Entries from a dataset of interfaces -
# # #

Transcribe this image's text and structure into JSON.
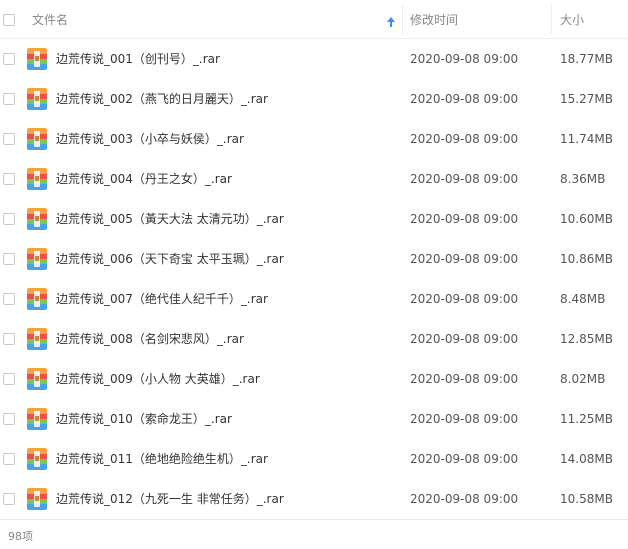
{
  "header": {
    "name_label": "文件名",
    "mtime_label": "修改时间",
    "size_label": "大小",
    "sort_icon": "sort-up-arrow-icon"
  },
  "colors": {
    "accent": "#3b8cff",
    "icon_orange": "#f4a23c",
    "icon_red": "#e8524a",
    "icon_blue": "#4aa3e8",
    "icon_green": "#7cc35a"
  },
  "file_icon": "archive-rar-icon",
  "files": [
    {
      "name": "边荒传说_001（创刊号）_.rar",
      "mtime": "2020-09-08 09:00",
      "size": "18.77MB"
    },
    {
      "name": "边荒传说_002（燕飞的日月麗天）_.rar",
      "mtime": "2020-09-08 09:00",
      "size": "15.27MB"
    },
    {
      "name": "边荒传说_003（小卒与妖侯）_.rar",
      "mtime": "2020-09-08 09:00",
      "size": "11.74MB"
    },
    {
      "name": "边荒传说_004（丹王之女）_.rar",
      "mtime": "2020-09-08 09:00",
      "size": "8.36MB"
    },
    {
      "name": "边荒传说_005（黃天大法 太清元功）_.rar",
      "mtime": "2020-09-08 09:00",
      "size": "10.60MB"
    },
    {
      "name": "边荒传说_006（天下奇宝 太平玉珮）_.rar",
      "mtime": "2020-09-08 09:00",
      "size": "10.86MB"
    },
    {
      "name": "边荒传说_007（绝代佳人纪千千）_.rar",
      "mtime": "2020-09-08 09:00",
      "size": "8.48MB"
    },
    {
      "name": "边荒传说_008（名剑宋悲风）_.rar",
      "mtime": "2020-09-08 09:00",
      "size": "12.85MB"
    },
    {
      "name": "边荒传说_009（小人物 大英雄）_.rar",
      "mtime": "2020-09-08 09:00",
      "size": "8.02MB"
    },
    {
      "name": "边荒传说_010（索命龙王）_.rar",
      "mtime": "2020-09-08 09:00",
      "size": "11.25MB"
    },
    {
      "name": "边荒传说_011（绝地绝险绝生机）_.rar",
      "mtime": "2020-09-08 09:00",
      "size": "14.08MB"
    },
    {
      "name": "边荒传说_012（九死一生 非常任务）_.rar",
      "mtime": "2020-09-08 09:00",
      "size": "10.58MB"
    }
  ],
  "footer": {
    "count_label": "98项"
  }
}
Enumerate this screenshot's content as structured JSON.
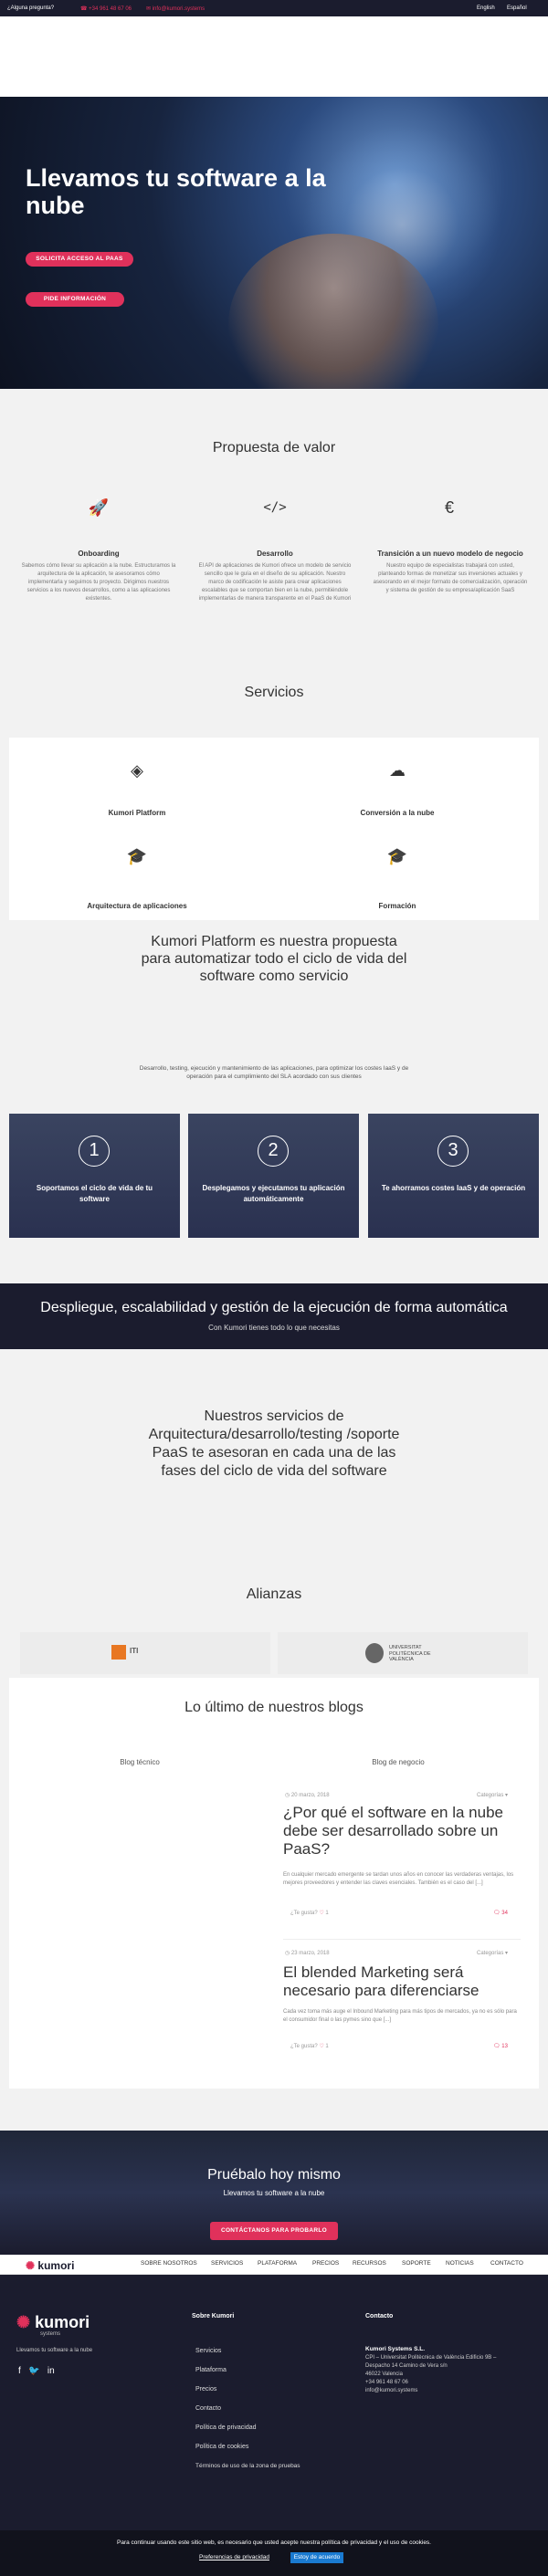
{
  "topbar": {
    "question": "¿Alguna pregunta?",
    "phone": "+34 961 48 67 06",
    "email": "info@kumori.systems",
    "lang_en": "English",
    "lang_es": "Español"
  },
  "hero": {
    "title": "Llevamos tu software a la nube",
    "btn_access": "SOLICITA ACCESO AL PAAS",
    "btn_info": "PIDE INFORMACIÓN"
  },
  "value": {
    "heading": "Propuesta de valor",
    "cols": [
      {
        "icon": "rocket-icon",
        "title": "Onboarding",
        "text": "Sabemos cómo llevar su aplicación a la nube. Estructuramos la arquitectura de la aplicación, te asesoramos cómo implementarla y seguimos tu proyecto. Dirigimos nuestros servicios a los nuevos desarrollos, como a las aplicaciones existentes."
      },
      {
        "icon": "code-icon",
        "title": "Desarrollo",
        "text": "El API de aplicaciones de Kumori ofrece un modelo de servicio sencillo que le guía en el diseño de su aplicación. Nuestro marco de codificación le asiste para crear aplicaciones escalables que se comportan bien en la nube, permitiéndole implementarlas de manera transparente en el PaaS de Kumori"
      },
      {
        "icon": "euro-icon",
        "title": "Transición a un nuevo modelo de negocio",
        "text": "Nuestro equipo de especialistas trabajará con usted, planteando formas de monetizar sus inversiones actuales y asesorando en el mejor formato de comercialización, operación y sistema de gestión de su empresa/aplicación SaaS"
      }
    ]
  },
  "services": {
    "heading": "Servicios",
    "items": [
      {
        "icon": "layers-icon",
        "label": "Kumori Platform"
      },
      {
        "icon": "cloud-icon",
        "label": "Conversión a la nube"
      },
      {
        "icon": "graduation-cap-icon",
        "label": "Arquitectura de aplicaciones"
      },
      {
        "icon": "graduation-cap-icon",
        "label": "Formación"
      }
    ]
  },
  "platform": {
    "heading": "Kumori Platform es nuestra propuesta para automatizar todo el ciclo de vida del software como servicio",
    "sub": "Desarrollo, testing, ejecución y mantenimiento de las aplicaciones, para optimizar los costes IaaS y de operación para el cumplimiento del SLA acordado con sus clientes",
    "steps": [
      {
        "num": "1",
        "title": "Soportamos el ciclo de vida de tu software"
      },
      {
        "num": "2",
        "title": "Desplegamos y ejecutamos tu aplicación automáticamente"
      },
      {
        "num": "3",
        "title": "Te ahorramos costes IaaS y de operación"
      }
    ]
  },
  "band": {
    "title": "Despliegue, escalabilidad y gestión de la ejecución de forma automática",
    "sub": "Con Kumori tienes todo lo que necesitas"
  },
  "services_text": "Nuestros servicios de Arquitectura/desarrollo/testing /soporte PaaS te asesoran en cada una de las fases del ciclo de vida del software",
  "alliances": {
    "heading": "Alianzas",
    "iti": "ITI",
    "upv": "UNIVERSITAT POLITÈCNICA DE VALÈNCIA"
  },
  "blogs": {
    "heading": "Lo último de nuestros blogs",
    "tab_tech": "Blog técnico",
    "tab_business": "Blog de negocio",
    "posts": [
      {
        "date": "20 marzo, 2018",
        "category": "Categorías",
        "title": "¿Por qué el software en la nube debe ser desarrollado sobre un PaaS?",
        "excerpt": "En cualquier mercado emergente se tardan unos años en conocer las verdaderas ventajas, los mejores proveedores y entender las claves esenciales. También es el caso del [...]",
        "like": "¿Te gusta?",
        "likes": "1",
        "comments": "34"
      },
      {
        "date": "23 marzo, 2018",
        "category": "Categorías",
        "title": "El blended Marketing será necesario para diferenciarse",
        "excerpt": "Cada vez toma más auge el Inbound Marketing para más tipos de mercados, ya no es sólo para el consumidor final o las pymes sino que [...]",
        "like": "¿Te gusta?",
        "likes": "1",
        "comments": "13"
      }
    ]
  },
  "cta": {
    "title": "Pruébalo hoy mismo",
    "sub": "Llevamos tu software a la nube",
    "button": "CONTÁCTANOS PARA PROBARLO"
  },
  "nav": {
    "logo": "kumori",
    "logo_sub": "systems",
    "items": [
      "SOBRE NOSOTROS",
      "SERVICIOS",
      "PLATAFORMA",
      "PRECIOS",
      "RECURSOS",
      "SOPORTE",
      "NOTICIAS",
      "CONTACTO"
    ]
  },
  "footer": {
    "tagline": "Llevamos tu software a la nube",
    "col1_title": "Sobre Kumori",
    "links": [
      "Servicios",
      "Plataforma",
      "Precios",
      "Contacto",
      "Política de privacidad",
      "Política de cookies",
      "Términos de uso de la zona de pruebas"
    ],
    "col2_title": "Contacto",
    "company": "Kumori Systems S.L.",
    "address1": "CPI – Universitat Politècnica de València Edificio 9B –",
    "address2": "Despacho 14 Camino de Vera s/n",
    "city": "46022 Valencia",
    "phone": "+34 961 48 67 06",
    "email": "info@kumori.systems"
  },
  "cookie": {
    "text": "Para continuar usando este sitio web, es necesario que usted acepte nuestra política de privacidad y el uso de cookies.",
    "prefs": "Preferencias de privacidad",
    "agree": "Estoy de acuerdo"
  },
  "colors": {
    "accent": "#e0315b",
    "dark": "#1b1c2e"
  }
}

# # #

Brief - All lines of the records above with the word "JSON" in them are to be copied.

Expected answer -
Transcribe this image's text and structure into JSON.
Enumerate this screenshot's content as structured JSON.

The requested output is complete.